# [What to produce]
Check each line of the material below for "Search", then copy the ones that contain it.

# [Records supplied]
⟨

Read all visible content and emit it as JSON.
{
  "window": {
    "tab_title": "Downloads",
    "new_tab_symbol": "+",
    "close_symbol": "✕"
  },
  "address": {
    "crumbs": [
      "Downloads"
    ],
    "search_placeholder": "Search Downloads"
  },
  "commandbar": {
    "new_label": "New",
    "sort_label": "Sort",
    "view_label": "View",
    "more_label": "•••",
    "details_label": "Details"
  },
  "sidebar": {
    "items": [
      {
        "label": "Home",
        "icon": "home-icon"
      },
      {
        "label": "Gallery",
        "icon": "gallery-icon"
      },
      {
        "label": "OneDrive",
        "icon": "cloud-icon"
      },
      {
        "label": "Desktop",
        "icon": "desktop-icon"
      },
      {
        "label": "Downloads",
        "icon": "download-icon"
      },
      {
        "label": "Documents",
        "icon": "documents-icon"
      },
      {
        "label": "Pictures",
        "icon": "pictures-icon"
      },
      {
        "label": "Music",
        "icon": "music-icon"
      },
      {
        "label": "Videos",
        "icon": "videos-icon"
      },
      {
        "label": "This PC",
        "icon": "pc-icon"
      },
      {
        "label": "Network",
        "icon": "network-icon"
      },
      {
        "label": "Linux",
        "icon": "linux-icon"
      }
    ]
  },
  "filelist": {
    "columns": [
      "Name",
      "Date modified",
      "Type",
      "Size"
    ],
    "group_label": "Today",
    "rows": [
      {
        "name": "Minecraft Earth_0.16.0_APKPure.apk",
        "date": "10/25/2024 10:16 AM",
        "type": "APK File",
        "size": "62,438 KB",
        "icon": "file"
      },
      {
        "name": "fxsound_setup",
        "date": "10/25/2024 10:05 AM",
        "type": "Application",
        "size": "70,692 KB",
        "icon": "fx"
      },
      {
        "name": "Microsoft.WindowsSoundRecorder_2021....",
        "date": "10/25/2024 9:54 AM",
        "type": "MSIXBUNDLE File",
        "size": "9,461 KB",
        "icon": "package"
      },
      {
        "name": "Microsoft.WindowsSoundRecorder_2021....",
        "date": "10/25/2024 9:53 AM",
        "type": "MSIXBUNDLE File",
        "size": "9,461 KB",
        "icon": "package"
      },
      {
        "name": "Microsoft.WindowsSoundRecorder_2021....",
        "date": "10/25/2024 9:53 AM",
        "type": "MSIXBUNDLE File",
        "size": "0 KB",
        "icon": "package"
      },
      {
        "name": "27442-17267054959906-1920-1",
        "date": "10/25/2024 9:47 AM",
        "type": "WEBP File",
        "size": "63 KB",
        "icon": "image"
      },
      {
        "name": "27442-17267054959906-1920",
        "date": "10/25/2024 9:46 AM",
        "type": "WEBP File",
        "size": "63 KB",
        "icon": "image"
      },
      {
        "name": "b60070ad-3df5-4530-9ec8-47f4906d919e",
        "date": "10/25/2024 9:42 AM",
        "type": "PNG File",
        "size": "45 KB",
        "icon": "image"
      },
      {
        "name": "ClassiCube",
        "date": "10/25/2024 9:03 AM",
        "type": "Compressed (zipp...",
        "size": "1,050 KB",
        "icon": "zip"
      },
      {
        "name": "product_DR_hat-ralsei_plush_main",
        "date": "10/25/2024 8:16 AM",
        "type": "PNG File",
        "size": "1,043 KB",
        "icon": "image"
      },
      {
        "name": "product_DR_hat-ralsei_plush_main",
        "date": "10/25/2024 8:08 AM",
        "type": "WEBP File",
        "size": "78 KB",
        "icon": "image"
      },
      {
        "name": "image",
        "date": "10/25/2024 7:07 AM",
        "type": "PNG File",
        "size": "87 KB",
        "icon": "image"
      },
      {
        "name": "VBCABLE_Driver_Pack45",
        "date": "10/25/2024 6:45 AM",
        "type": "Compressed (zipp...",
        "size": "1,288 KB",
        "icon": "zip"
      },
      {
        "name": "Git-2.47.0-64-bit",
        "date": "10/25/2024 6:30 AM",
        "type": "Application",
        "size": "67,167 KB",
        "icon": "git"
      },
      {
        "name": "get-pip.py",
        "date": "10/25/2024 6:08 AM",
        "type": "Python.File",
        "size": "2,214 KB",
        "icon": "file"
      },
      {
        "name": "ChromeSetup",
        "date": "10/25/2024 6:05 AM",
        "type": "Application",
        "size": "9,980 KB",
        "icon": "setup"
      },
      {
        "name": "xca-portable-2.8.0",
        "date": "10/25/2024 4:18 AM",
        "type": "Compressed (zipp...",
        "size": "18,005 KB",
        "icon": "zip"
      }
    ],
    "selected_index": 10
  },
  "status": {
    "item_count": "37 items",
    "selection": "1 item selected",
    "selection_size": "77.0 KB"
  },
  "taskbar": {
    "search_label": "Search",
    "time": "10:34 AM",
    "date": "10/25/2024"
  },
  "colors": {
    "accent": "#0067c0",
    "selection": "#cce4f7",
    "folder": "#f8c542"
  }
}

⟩

# [Result for this exercise]
    "search_placeholder": "Search Downloads"
    "search_label": "Search",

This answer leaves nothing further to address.